## Assigned task
All of the material must be duplicated exactly, line by line.
= Beginning of Section =
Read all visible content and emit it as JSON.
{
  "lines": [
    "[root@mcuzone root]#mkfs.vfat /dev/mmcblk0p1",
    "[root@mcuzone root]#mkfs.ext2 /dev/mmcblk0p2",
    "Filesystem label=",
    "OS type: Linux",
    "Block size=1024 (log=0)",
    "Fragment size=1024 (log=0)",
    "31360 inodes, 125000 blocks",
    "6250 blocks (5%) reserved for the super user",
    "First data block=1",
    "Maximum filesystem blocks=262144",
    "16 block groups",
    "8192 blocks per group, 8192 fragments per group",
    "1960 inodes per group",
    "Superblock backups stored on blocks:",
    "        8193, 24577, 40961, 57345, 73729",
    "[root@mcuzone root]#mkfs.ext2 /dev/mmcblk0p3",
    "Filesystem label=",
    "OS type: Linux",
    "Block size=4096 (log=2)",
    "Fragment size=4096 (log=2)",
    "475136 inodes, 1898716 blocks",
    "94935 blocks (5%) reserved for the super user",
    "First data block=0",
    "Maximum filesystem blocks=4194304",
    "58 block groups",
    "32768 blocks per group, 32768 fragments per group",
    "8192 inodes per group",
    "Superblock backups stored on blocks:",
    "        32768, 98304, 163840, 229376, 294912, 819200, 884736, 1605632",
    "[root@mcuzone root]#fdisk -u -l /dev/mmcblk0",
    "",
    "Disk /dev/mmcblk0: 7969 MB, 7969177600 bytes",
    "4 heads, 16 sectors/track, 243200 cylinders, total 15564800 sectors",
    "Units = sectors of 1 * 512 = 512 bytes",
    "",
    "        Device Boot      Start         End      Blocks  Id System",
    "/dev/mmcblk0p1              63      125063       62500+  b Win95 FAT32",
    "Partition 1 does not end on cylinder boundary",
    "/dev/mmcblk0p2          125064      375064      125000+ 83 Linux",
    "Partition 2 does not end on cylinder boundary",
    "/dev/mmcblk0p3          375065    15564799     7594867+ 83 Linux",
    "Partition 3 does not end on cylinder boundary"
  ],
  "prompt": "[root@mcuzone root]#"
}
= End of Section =
## Answer to this exercise
Read all visible content and emit it as JSON.
{
  "lines": [
    "[root@mcuzone root]#mkfs.vfat /dev/mmcblk0p1",
    "[root@mcuzone root]#mkfs.ext2 /dev/mmcblk0p2",
    "Filesystem label=",
    "OS type: Linux",
    "Block size=1024 (log=0)",
    "Fragment size=1024 (log=0)",
    "31360 inodes, 125000 blocks",
    "6250 blocks (5%) reserved for the super user",
    "First data block=1",
    "Maximum filesystem blocks=262144",
    "16 block groups",
    "8192 blocks per group, 8192 fragments per group",
    "1960 inodes per group",
    "Superblock backups stored on blocks:",
    "        8193, 24577, 40961, 57345, 73729",
    "[root@mcuzone root]#mkfs.ext2 /dev/mmcblk0p3",
    "Filesystem label=",
    "OS type: Linux",
    "Block size=4096 (log=2)",
    "Fragment size=4096 (log=2)",
    "475136 inodes, 1898716 blocks",
    "94935 blocks (5%) reserved for the super user",
    "First data block=0",
    "Maximum filesystem blocks=4194304",
    "58 block groups",
    "32768 blocks per group, 32768 fragments per group",
    "8192 inodes per group",
    "Superblock backups stored on blocks:",
    "        32768, 98304, 163840, 229376, 294912, 819200, 884736, 1605632",
    "[root@mcuzone root]#fdisk -u -l /dev/mmcblk0",
    "",
    "Disk /dev/mmcblk0: 7969 MB, 7969177600 bytes",
    "4 heads, 16 sectors/track, 243200 cylinders, total 15564800 sectors",
    "Units = sectors of 1 * 512 = 512 bytes",
    "",
    "        Device Boot      Start         End      Blocks  Id System",
    "/dev/mmcblk0p1              63      125063       62500+  b Win95 FAT32",
    "Partition 1 does not end on cylinder boundary",
    "/dev/mmcblk0p2          125064      375064      125000+ 83 Linux",
    "Partition 2 does not end on cylinder boundary",
    "/dev/mmcblk0p3          375065    15564799     7594867+ 83 Linux",
    "Partition 3 does not end on cylinder boundary"
  ],
  "prompt": "[root@mcuzone root]#"
}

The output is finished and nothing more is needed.